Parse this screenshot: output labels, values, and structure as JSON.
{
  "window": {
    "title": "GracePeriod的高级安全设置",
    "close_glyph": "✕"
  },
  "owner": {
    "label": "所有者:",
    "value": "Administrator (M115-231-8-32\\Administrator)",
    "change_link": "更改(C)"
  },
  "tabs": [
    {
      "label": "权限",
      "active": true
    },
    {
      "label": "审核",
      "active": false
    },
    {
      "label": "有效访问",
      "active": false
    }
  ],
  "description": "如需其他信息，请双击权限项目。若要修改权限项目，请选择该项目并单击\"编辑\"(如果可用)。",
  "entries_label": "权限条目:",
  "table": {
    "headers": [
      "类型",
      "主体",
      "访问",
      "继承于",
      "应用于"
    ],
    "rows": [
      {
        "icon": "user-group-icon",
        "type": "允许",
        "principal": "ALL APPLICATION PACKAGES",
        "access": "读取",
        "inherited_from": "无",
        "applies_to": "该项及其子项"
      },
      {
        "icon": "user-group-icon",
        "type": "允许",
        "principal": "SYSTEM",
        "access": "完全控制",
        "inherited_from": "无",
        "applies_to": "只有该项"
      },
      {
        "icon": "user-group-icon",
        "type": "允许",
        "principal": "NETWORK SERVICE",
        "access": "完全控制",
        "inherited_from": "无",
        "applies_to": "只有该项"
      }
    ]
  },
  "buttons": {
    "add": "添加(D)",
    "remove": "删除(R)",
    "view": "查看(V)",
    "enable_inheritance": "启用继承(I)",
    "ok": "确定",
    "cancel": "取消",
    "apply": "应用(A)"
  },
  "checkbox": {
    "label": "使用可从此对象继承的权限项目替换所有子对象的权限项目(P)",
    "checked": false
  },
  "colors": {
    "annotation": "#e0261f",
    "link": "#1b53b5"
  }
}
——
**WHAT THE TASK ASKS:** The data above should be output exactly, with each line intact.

**SOLVED EXERCISE:**
Parse this screenshot: output labels, values, and structure as JSON.
{
  "window": {
    "title": "GracePeriod的高级安全设置",
    "close_glyph": "✕"
  },
  "owner": {
    "label": "所有者:",
    "value": "Administrator (M115-231-8-32\\Administrator)",
    "change_link": "更改(C)"
  },
  "tabs": [
    {
      "label": "权限",
      "active": true
    },
    {
      "label": "审核",
      "active": false
    },
    {
      "label": "有效访问",
      "active": false
    }
  ],
  "description": "如需其他信息，请双击权限项目。若要修改权限项目，请选择该项目并单击\"编辑\"(如果可用)。",
  "entries_label": "权限条目:",
  "table": {
    "headers": [
      "类型",
      "主体",
      "访问",
      "继承于",
      "应用于"
    ],
    "rows": [
      {
        "icon": "user-group-icon",
        "type": "允许",
        "principal": "ALL APPLICATION PACKAGES",
        "access": "读取",
        "inherited_from": "无",
        "applies_to": "该项及其子项"
      },
      {
        "icon": "user-group-icon",
        "type": "允许",
        "principal": "SYSTEM",
        "access": "完全控制",
        "inherited_from": "无",
        "applies_to": "只有该项"
      },
      {
        "icon": "user-group-icon",
        "type": "允许",
        "principal": "NETWORK SERVICE",
        "access": "完全控制",
        "inherited_from": "无",
        "applies_to": "只有该项"
      }
    ]
  },
  "buttons": {
    "add": "添加(D)",
    "remove": "删除(R)",
    "view": "查看(V)",
    "enable_inheritance": "启用继承(I)",
    "ok": "确定",
    "cancel": "取消",
    "apply": "应用(A)"
  },
  "checkbox": {
    "label": "使用可从此对象继承的权限项目替换所有子对象的权限项目(P)",
    "checked": false
  },
  "colors": {
    "annotation": "#e0261f",
    "link": "#1b53b5"
  }
}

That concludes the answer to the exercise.